►

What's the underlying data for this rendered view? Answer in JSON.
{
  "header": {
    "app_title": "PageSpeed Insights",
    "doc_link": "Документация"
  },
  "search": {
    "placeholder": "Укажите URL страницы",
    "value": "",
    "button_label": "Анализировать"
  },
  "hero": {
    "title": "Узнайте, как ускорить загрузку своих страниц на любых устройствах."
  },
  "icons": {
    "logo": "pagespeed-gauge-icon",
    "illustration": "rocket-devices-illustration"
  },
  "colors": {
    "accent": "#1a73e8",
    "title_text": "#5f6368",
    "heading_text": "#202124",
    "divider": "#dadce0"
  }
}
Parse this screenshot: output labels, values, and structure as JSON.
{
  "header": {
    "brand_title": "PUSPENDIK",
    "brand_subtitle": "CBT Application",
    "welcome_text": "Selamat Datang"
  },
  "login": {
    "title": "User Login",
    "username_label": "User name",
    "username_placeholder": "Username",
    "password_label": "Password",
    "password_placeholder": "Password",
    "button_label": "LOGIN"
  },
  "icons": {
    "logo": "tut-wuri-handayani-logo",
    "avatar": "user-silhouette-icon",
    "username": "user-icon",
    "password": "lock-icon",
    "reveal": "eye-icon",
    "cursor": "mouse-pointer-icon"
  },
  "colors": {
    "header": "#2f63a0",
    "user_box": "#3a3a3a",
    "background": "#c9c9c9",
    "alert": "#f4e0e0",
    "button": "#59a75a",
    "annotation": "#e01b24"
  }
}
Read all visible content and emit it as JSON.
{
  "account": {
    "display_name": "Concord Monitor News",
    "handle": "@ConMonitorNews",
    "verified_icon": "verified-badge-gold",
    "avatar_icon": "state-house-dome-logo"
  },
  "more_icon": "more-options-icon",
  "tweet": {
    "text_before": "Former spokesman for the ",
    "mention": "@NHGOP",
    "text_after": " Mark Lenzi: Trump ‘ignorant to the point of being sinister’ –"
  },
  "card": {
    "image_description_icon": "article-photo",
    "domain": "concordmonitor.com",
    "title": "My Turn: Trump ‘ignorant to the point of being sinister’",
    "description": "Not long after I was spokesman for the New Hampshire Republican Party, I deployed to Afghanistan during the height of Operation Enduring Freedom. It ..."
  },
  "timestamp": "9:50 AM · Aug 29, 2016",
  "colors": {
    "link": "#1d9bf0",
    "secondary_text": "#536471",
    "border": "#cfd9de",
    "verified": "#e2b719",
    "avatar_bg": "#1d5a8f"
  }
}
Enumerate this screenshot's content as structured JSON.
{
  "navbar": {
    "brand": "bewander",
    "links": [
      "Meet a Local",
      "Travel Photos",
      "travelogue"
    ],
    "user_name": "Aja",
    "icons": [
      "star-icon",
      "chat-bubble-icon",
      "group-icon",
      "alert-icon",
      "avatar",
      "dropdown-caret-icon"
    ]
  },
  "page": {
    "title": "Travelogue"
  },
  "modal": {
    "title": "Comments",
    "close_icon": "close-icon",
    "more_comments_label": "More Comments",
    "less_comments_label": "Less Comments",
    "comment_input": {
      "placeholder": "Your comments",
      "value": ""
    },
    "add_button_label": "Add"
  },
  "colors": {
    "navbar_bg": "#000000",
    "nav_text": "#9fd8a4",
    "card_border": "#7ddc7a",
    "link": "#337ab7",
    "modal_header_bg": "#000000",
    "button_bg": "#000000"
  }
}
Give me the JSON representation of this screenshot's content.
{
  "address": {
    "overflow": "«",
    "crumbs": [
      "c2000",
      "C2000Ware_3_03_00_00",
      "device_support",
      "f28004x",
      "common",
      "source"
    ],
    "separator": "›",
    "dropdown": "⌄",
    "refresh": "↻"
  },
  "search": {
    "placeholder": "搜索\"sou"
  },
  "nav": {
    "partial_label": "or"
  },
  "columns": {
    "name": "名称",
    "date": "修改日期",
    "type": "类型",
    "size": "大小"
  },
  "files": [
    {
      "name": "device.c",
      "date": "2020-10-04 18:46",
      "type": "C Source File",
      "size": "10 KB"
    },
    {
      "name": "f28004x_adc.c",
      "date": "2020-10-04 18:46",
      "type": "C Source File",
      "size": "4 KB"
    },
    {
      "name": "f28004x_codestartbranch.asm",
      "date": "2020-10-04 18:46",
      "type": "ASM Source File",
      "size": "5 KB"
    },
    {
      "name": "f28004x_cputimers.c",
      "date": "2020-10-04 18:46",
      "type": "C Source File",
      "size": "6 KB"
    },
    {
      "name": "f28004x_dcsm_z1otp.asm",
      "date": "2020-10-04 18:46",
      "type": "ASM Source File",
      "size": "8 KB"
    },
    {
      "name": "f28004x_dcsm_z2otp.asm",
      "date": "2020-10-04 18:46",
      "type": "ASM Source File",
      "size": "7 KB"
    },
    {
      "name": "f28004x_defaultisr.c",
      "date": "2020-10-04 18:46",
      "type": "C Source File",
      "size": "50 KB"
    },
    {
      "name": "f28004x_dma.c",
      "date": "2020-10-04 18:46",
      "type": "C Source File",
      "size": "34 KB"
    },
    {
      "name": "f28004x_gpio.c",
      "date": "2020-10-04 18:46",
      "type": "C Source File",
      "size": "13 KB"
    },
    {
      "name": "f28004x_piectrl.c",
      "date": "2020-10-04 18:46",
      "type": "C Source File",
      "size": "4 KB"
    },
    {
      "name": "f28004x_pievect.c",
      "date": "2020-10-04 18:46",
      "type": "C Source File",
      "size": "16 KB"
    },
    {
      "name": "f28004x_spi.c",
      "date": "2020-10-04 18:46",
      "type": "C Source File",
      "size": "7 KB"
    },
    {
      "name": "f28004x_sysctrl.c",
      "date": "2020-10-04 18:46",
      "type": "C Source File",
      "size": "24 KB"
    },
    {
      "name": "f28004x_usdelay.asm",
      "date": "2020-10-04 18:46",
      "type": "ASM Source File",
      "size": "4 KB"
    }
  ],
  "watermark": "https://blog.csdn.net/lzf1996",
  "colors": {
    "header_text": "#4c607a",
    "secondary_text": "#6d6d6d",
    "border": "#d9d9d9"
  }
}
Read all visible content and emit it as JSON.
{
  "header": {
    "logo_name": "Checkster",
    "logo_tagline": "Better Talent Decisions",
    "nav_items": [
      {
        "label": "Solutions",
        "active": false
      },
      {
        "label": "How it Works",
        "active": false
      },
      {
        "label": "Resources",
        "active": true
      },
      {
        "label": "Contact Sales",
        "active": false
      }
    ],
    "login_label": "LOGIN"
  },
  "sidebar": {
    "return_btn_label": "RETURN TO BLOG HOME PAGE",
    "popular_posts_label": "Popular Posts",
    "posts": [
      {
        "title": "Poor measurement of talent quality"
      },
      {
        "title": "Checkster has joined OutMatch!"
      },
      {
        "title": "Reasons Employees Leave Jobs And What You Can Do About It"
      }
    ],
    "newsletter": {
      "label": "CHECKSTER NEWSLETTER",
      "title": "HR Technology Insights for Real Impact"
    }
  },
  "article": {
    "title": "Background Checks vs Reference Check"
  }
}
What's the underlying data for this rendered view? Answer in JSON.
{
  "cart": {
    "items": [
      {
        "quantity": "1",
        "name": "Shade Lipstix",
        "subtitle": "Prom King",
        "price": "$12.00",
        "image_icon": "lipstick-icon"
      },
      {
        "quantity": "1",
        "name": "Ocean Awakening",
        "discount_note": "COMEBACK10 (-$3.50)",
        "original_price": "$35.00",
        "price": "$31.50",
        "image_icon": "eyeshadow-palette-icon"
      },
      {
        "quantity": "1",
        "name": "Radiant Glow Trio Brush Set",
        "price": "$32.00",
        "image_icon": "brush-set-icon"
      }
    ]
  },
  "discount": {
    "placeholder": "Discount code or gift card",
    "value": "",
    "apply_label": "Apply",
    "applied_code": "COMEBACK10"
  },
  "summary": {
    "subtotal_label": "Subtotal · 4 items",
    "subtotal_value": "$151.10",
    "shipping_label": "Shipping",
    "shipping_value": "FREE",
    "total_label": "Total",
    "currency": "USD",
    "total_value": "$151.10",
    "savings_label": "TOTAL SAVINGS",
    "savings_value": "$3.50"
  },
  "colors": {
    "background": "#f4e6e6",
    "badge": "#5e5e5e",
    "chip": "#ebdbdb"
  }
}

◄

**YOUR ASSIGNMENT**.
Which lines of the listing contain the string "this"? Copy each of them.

**PROBLEM SOLUTION**.
What's the underlying data for this rendered view? Answer in JSON.
Parse this screenshot: output labels, values, and structure as JSON.
Enumerate this screenshot's content as structured JSON.
Give me the JSON representation of this screenshot's content.
What's the underlying data for this rendered view? Answer in JSON.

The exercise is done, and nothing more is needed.